Work instruction: Report each line from the records where the string "Customers" turns up.

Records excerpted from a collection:
════════════════

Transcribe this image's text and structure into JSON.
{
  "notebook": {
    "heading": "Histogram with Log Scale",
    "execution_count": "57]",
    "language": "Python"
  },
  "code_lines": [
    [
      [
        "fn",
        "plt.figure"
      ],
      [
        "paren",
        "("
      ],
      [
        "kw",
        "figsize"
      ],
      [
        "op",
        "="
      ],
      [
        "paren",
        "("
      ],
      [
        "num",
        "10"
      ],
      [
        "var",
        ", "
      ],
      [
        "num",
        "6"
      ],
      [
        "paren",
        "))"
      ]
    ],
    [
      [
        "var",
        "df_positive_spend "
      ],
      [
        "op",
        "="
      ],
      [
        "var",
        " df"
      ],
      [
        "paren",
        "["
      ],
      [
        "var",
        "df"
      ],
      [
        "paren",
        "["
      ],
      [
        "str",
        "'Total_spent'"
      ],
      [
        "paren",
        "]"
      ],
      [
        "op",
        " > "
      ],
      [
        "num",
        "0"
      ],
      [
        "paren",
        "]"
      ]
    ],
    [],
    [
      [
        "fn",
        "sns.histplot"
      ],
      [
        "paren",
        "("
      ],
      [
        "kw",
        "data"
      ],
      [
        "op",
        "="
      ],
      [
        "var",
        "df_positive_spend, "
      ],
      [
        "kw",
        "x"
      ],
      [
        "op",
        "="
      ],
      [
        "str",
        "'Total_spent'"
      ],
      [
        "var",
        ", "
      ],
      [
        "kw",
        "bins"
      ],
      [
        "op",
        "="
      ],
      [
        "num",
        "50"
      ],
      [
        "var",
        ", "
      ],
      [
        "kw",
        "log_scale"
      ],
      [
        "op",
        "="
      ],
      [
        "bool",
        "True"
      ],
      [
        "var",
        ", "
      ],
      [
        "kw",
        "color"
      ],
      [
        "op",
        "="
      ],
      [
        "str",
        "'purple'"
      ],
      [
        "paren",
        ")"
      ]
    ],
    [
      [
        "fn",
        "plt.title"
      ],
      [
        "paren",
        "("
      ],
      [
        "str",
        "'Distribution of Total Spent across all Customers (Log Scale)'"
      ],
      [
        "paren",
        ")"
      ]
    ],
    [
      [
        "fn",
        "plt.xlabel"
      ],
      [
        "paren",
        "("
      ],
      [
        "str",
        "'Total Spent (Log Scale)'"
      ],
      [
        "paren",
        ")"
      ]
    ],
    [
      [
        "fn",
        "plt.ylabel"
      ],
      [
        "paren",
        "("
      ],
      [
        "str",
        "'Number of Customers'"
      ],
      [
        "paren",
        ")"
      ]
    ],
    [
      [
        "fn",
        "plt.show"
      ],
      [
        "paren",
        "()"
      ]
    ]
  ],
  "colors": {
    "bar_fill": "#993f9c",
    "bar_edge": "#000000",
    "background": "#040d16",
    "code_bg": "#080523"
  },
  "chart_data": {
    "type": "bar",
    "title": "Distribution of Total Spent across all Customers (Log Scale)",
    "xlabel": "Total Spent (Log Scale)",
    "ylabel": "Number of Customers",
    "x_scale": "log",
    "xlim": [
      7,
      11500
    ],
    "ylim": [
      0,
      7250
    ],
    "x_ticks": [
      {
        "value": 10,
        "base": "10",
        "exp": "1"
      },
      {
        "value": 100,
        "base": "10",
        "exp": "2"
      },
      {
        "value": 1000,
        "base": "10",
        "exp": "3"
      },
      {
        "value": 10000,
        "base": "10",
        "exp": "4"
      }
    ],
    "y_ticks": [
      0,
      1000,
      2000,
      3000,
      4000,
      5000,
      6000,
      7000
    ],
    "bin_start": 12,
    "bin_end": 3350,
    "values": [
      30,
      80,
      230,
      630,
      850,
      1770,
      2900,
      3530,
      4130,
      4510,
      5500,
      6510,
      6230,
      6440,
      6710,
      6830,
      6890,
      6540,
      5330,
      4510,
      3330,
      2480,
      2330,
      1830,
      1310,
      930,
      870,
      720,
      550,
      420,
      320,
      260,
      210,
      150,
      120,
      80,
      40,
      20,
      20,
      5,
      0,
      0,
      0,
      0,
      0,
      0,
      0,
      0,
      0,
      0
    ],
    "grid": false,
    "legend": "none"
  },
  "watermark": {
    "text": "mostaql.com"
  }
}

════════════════

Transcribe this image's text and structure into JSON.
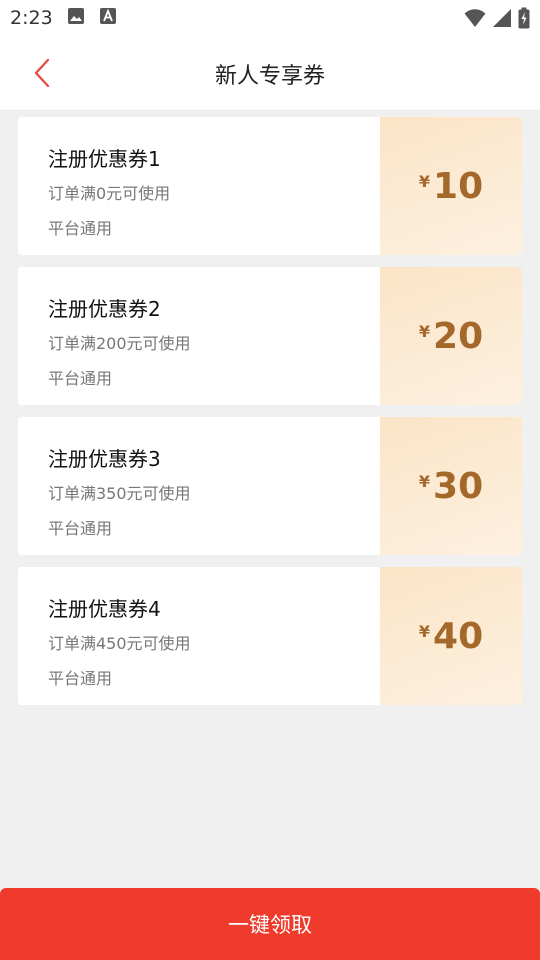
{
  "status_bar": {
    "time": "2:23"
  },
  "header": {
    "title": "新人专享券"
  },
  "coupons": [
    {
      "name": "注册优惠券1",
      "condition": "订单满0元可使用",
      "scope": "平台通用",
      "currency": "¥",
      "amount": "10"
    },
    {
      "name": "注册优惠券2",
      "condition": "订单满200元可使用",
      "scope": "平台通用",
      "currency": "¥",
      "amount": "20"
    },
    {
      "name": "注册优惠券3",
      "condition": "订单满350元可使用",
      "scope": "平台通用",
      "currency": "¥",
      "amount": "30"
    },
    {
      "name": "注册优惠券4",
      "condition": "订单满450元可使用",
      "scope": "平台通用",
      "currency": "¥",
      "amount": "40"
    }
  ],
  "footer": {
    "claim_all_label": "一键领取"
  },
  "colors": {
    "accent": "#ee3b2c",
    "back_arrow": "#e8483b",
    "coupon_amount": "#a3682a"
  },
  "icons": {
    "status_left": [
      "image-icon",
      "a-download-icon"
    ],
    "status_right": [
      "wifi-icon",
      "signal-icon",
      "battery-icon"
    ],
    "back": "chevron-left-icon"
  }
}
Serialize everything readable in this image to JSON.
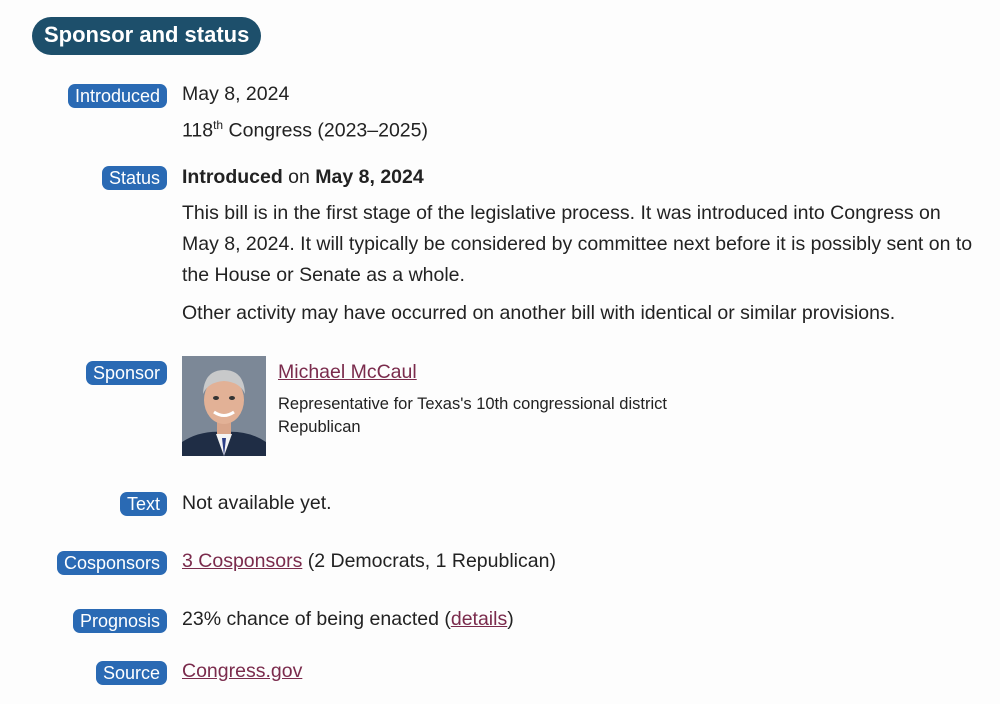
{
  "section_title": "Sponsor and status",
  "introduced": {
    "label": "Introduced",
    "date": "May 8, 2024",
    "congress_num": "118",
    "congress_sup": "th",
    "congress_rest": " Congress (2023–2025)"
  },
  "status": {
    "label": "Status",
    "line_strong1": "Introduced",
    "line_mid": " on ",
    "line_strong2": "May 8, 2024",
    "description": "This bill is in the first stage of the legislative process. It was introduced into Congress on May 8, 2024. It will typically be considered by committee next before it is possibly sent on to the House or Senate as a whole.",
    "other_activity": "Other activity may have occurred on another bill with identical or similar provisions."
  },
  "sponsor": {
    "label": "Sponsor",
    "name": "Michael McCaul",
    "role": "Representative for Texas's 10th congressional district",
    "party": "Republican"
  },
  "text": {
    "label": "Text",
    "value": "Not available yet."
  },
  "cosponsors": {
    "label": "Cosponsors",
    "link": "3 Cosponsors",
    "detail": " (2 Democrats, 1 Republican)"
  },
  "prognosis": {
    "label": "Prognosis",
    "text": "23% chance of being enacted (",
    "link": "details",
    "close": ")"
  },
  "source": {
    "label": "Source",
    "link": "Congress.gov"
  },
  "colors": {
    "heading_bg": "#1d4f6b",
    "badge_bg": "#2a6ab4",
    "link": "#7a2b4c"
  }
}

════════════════

Reply:
        "'Distribution of Total Spent across all Customers (Log Scale)'"
        "'Number of Customers'"
    "title": "Distribution of Total Spent across all Customers (Log Scale)",
    "ylabel": "Number of Customers",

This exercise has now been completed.